## Task instructions
Return every line of the data below, exactly.

:: Supplied data

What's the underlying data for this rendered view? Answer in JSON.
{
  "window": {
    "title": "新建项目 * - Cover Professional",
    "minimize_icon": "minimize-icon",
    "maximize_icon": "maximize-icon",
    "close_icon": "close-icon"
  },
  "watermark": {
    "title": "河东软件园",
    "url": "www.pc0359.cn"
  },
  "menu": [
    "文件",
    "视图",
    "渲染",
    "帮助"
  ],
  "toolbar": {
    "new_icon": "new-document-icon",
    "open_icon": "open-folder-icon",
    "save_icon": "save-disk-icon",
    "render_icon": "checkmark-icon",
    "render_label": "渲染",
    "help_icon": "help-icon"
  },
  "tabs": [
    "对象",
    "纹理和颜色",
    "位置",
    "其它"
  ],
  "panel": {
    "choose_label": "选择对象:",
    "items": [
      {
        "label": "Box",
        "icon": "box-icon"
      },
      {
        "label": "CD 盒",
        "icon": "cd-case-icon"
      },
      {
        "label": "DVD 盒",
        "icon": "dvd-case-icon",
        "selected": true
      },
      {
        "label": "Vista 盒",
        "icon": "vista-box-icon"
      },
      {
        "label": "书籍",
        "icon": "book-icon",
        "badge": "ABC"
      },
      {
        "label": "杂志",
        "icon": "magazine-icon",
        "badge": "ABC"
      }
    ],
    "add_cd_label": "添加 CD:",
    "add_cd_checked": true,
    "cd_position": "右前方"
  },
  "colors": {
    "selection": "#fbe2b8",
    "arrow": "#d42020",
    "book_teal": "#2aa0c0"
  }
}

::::

## Final answer
What's the underlying data for this rendered view? Answer in JSON.
{
  "window": {
    "title": "新建项目 * - Cover Professional",
    "minimize_icon": "minimize-icon",
    "maximize_icon": "maximize-icon",
    "close_icon": "close-icon"
  },
  "watermark": {
    "title": "河东软件园",
    "url": "www.pc0359.cn"
  },
  "menu": [
    "文件",
    "视图",
    "渲染",
    "帮助"
  ],
  "toolbar": {
    "new_icon": "new-document-icon",
    "open_icon": "open-folder-icon",
    "save_icon": "save-disk-icon",
    "render_icon": "checkmark-icon",
    "render_label": "渲染",
    "help_icon": "help-icon"
  },
  "tabs": [
    "对象",
    "纹理和颜色",
    "位置",
    "其它"
  ],
  "panel": {
    "choose_label": "选择对象:",
    "items": [
      {
        "label": "Box",
        "icon": "box-icon"
      },
      {
        "label": "CD 盒",
        "icon": "cd-case-icon"
      },
      {
        "label": "DVD 盒",
        "icon": "dvd-case-icon",
        "selected": true
      },
      {
        "label": "Vista 盒",
        "icon": "vista-box-icon"
      },
      {
        "label": "书籍",
        "icon": "book-icon",
        "badge": "ABC"
      },
      {
        "label": "杂志",
        "icon": "magazine-icon",
        "badge": "ABC"
      }
    ],
    "add_cd_label": "添加 CD:",
    "add_cd_checked": true,
    "cd_position": "右前方"
  },
  "colors": {
    "selection": "#fbe2b8",
    "arrow": "#d42020",
    "book_teal": "#2aa0c0"
  }
}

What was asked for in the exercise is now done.